**Exercise requirements:** Go through the listing beneath this task and return every line that carries the string "icon".

**Given records:**
____
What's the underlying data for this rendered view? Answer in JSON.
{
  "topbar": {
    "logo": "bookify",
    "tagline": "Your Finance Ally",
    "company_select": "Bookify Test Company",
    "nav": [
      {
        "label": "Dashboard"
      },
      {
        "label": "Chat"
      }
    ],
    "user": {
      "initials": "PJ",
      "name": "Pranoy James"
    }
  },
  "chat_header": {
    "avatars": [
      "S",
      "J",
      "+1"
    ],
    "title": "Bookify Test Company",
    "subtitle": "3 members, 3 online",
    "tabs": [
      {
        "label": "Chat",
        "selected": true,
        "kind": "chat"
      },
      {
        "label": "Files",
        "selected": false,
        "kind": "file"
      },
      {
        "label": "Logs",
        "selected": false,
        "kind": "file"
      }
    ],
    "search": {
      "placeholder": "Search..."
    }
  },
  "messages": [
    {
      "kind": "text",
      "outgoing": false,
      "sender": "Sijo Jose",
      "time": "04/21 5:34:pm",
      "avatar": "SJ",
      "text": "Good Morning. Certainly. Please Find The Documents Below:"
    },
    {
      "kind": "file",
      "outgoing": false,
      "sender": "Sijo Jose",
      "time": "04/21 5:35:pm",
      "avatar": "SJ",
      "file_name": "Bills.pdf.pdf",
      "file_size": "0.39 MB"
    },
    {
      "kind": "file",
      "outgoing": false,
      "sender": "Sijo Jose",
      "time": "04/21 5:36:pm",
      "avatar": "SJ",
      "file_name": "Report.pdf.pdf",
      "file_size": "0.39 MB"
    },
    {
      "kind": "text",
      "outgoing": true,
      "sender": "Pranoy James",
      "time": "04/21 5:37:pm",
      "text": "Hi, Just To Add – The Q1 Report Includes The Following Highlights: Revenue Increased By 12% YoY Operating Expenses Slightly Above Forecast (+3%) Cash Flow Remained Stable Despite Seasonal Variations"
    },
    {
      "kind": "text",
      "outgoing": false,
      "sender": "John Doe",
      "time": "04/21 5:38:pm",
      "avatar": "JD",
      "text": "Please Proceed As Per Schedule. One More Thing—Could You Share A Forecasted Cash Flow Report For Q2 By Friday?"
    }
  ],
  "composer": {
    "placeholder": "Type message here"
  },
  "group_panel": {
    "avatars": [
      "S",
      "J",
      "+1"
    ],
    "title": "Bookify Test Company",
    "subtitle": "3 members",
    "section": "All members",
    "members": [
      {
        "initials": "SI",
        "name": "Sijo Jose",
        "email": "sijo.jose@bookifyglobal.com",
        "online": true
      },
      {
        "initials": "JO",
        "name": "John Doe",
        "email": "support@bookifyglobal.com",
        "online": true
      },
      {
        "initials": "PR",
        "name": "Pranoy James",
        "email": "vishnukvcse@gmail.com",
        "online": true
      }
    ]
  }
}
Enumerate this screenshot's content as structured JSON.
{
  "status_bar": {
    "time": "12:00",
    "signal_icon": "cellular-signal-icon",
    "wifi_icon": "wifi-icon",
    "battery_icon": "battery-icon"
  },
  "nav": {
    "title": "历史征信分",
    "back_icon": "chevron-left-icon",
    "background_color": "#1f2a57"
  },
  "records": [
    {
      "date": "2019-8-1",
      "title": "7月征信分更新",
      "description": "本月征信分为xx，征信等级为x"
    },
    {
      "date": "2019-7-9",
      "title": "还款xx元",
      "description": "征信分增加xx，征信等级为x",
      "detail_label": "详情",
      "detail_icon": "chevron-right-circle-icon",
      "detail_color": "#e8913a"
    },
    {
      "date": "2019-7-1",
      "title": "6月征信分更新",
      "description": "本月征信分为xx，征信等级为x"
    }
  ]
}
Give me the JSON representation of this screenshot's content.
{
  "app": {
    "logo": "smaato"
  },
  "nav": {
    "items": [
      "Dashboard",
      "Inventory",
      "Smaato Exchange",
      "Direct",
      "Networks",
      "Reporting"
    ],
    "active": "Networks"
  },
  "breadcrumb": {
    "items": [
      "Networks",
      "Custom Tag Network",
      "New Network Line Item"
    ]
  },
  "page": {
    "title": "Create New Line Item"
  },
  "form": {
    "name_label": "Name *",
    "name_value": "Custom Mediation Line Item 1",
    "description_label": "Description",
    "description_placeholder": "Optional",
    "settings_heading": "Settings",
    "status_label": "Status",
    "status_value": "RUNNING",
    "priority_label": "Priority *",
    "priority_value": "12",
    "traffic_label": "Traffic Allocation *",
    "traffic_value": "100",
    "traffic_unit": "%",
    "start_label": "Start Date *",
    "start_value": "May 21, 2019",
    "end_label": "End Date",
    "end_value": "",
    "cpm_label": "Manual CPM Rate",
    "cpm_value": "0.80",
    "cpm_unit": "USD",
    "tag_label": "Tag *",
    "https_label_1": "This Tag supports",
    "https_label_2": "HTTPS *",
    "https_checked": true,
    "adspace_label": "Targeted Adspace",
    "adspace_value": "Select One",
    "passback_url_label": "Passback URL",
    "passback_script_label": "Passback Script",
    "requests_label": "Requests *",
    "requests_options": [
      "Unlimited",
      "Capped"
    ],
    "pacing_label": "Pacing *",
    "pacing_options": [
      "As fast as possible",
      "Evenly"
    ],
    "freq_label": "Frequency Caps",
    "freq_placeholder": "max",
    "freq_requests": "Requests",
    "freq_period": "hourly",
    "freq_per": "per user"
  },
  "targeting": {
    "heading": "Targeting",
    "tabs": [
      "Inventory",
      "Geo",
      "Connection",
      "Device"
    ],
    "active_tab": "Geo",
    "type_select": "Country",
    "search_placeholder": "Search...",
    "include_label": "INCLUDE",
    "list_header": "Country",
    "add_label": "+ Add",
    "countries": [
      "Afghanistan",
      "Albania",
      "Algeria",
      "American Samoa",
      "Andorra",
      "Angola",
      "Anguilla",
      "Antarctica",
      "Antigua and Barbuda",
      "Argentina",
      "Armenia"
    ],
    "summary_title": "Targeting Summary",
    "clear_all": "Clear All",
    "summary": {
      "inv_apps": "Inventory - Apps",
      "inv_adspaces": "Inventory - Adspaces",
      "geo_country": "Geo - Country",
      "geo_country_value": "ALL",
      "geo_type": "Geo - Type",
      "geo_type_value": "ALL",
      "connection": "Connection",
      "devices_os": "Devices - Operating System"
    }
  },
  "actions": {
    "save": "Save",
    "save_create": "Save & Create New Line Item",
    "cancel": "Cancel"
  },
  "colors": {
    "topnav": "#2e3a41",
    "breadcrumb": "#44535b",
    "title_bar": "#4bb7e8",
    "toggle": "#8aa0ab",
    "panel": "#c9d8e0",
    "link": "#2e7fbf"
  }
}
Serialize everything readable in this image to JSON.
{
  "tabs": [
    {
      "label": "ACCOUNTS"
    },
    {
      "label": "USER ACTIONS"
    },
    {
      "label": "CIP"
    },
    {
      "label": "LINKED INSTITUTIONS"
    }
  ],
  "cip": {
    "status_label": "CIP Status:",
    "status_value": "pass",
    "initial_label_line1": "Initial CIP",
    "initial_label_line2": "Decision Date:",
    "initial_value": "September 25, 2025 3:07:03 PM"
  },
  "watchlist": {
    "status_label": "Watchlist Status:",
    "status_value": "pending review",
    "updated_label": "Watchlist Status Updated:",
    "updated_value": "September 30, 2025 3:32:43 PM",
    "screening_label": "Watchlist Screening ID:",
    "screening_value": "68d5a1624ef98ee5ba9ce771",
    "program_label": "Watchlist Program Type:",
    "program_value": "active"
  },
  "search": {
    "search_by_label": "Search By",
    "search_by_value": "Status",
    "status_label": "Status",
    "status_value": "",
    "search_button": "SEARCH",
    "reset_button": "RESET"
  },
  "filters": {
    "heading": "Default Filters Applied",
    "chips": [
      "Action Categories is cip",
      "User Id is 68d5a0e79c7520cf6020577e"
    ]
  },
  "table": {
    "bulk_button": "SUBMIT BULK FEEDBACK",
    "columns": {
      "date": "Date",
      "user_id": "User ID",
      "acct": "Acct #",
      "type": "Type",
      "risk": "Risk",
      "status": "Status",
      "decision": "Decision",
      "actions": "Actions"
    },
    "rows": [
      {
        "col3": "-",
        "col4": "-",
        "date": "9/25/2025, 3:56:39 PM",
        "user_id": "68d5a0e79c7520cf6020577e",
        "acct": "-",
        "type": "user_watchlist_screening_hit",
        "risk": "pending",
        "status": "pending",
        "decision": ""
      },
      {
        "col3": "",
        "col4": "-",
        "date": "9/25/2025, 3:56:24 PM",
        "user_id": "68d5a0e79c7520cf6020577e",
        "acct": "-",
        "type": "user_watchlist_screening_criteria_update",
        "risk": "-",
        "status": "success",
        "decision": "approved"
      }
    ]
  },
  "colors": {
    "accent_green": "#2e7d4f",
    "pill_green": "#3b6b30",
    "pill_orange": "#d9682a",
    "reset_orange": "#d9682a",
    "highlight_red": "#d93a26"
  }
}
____
**Answer to this exercise:**
    "signal_icon": "cellular-signal-icon",
    "wifi_icon": "wifi-icon",
    "battery_icon": "battery-icon"
    "back_icon": "chevron-left-icon",
      "detail_icon": "chevron-right-circle-icon",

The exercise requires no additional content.